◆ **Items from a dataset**
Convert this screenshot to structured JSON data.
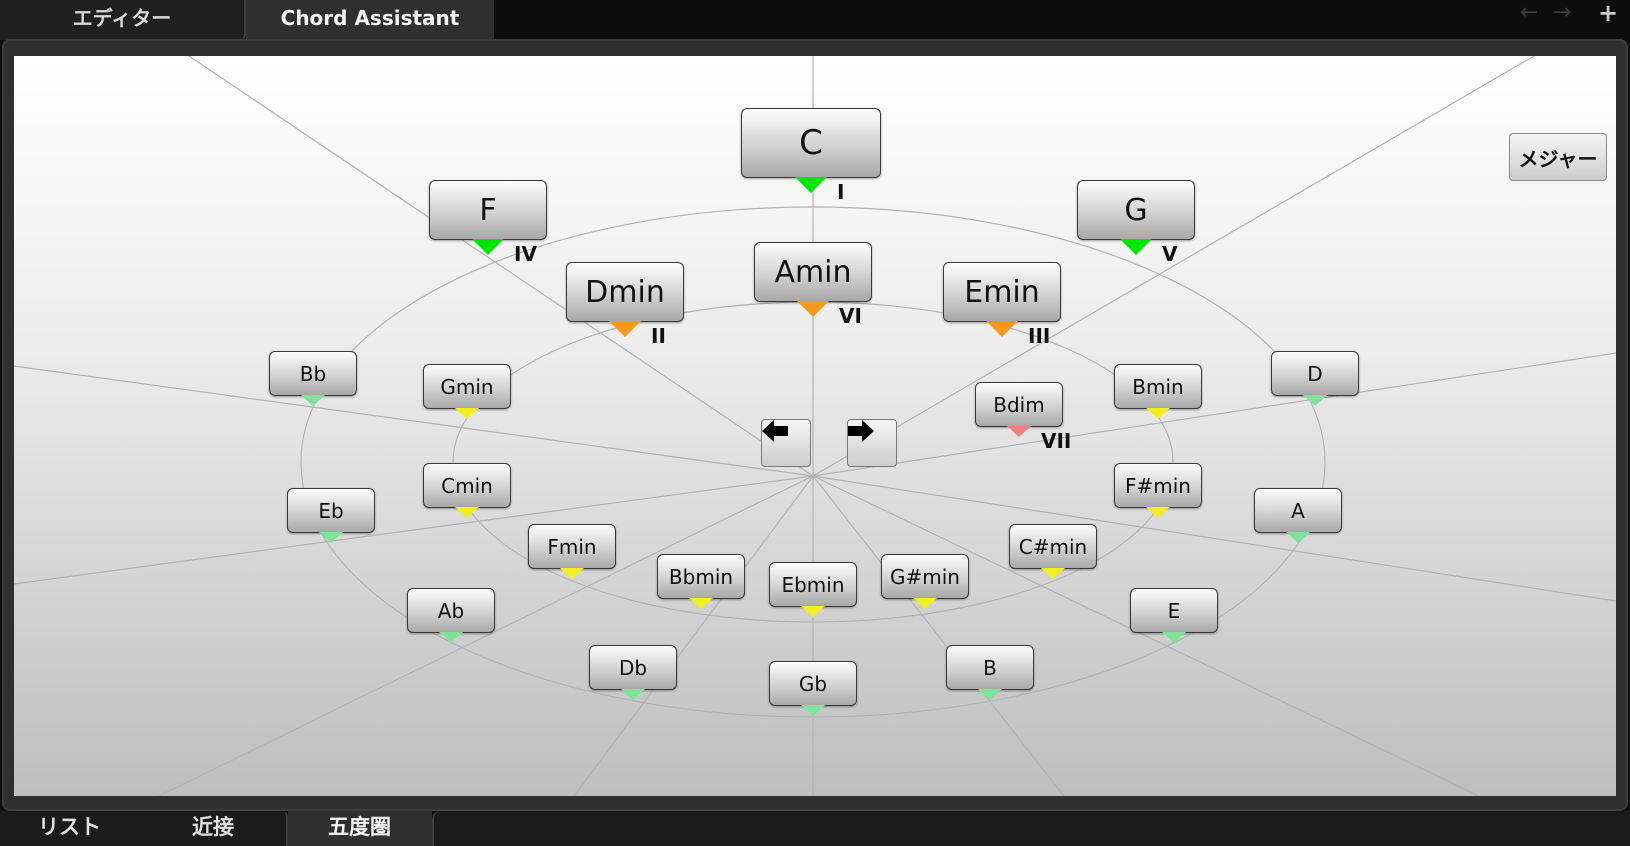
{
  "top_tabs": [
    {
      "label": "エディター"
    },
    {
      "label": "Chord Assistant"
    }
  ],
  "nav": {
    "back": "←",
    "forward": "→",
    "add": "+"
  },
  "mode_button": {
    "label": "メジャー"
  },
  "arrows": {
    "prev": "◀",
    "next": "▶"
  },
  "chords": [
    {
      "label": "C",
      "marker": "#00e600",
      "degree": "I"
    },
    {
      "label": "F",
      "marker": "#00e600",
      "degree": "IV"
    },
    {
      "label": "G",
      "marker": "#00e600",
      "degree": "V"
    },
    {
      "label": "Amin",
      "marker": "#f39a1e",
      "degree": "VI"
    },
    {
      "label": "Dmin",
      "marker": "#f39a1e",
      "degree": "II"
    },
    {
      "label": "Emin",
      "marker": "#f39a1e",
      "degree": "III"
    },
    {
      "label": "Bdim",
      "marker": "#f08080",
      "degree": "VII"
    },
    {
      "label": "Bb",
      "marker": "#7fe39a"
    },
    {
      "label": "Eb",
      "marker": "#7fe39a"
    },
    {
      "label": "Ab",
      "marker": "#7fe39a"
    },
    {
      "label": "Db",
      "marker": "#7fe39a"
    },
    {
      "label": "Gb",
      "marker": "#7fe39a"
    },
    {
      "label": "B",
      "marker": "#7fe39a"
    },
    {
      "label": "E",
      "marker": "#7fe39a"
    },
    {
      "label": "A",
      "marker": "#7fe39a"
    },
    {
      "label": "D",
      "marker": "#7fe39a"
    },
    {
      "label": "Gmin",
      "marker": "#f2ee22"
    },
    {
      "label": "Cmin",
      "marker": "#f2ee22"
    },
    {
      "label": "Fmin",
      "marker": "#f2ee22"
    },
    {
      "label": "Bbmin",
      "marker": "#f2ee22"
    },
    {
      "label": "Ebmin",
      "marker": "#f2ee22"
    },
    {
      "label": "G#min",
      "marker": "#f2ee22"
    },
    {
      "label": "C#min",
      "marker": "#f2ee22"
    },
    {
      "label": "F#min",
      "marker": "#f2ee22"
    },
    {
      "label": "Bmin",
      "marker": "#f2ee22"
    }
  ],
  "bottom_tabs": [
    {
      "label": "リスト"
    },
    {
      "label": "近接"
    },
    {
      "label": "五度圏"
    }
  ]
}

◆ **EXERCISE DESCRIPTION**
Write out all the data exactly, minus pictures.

◆ **SOLVED EXERCISE**
Convert this screenshot to structured JSON data.
{
  "top_tabs": [
    {
      "label": "エディター"
    },
    {
      "label": "Chord Assistant"
    }
  ],
  "nav": {
    "back": "←",
    "forward": "→",
    "add": "+"
  },
  "mode_button": {
    "label": "メジャー"
  },
  "arrows": {
    "prev": "◀",
    "next": "▶"
  },
  "chords": [
    {
      "label": "C",
      "marker": "#00e600",
      "degree": "I"
    },
    {
      "label": "F",
      "marker": "#00e600",
      "degree": "IV"
    },
    {
      "label": "G",
      "marker": "#00e600",
      "degree": "V"
    },
    {
      "label": "Amin",
      "marker": "#f39a1e",
      "degree": "VI"
    },
    {
      "label": "Dmin",
      "marker": "#f39a1e",
      "degree": "II"
    },
    {
      "label": "Emin",
      "marker": "#f39a1e",
      "degree": "III"
    },
    {
      "label": "Bdim",
      "marker": "#f08080",
      "degree": "VII"
    },
    {
      "label": "Bb",
      "marker": "#7fe39a"
    },
    {
      "label": "Eb",
      "marker": "#7fe39a"
    },
    {
      "label": "Ab",
      "marker": "#7fe39a"
    },
    {
      "label": "Db",
      "marker": "#7fe39a"
    },
    {
      "label": "Gb",
      "marker": "#7fe39a"
    },
    {
      "label": "B",
      "marker": "#7fe39a"
    },
    {
      "label": "E",
      "marker": "#7fe39a"
    },
    {
      "label": "A",
      "marker": "#7fe39a"
    },
    {
      "label": "D",
      "marker": "#7fe39a"
    },
    {
      "label": "Gmin",
      "marker": "#f2ee22"
    },
    {
      "label": "Cmin",
      "marker": "#f2ee22"
    },
    {
      "label": "Fmin",
      "marker": "#f2ee22"
    },
    {
      "label": "Bbmin",
      "marker": "#f2ee22"
    },
    {
      "label": "Ebmin",
      "marker": "#f2ee22"
    },
    {
      "label": "G#min",
      "marker": "#f2ee22"
    },
    {
      "label": "C#min",
      "marker": "#f2ee22"
    },
    {
      "label": "F#min",
      "marker": "#f2ee22"
    },
    {
      "label": "Bmin",
      "marker": "#f2ee22"
    }
  ],
  "bottom_tabs": [
    {
      "label": "リスト"
    },
    {
      "label": "近接"
    },
    {
      "label": "五度圏"
    }
  ]
}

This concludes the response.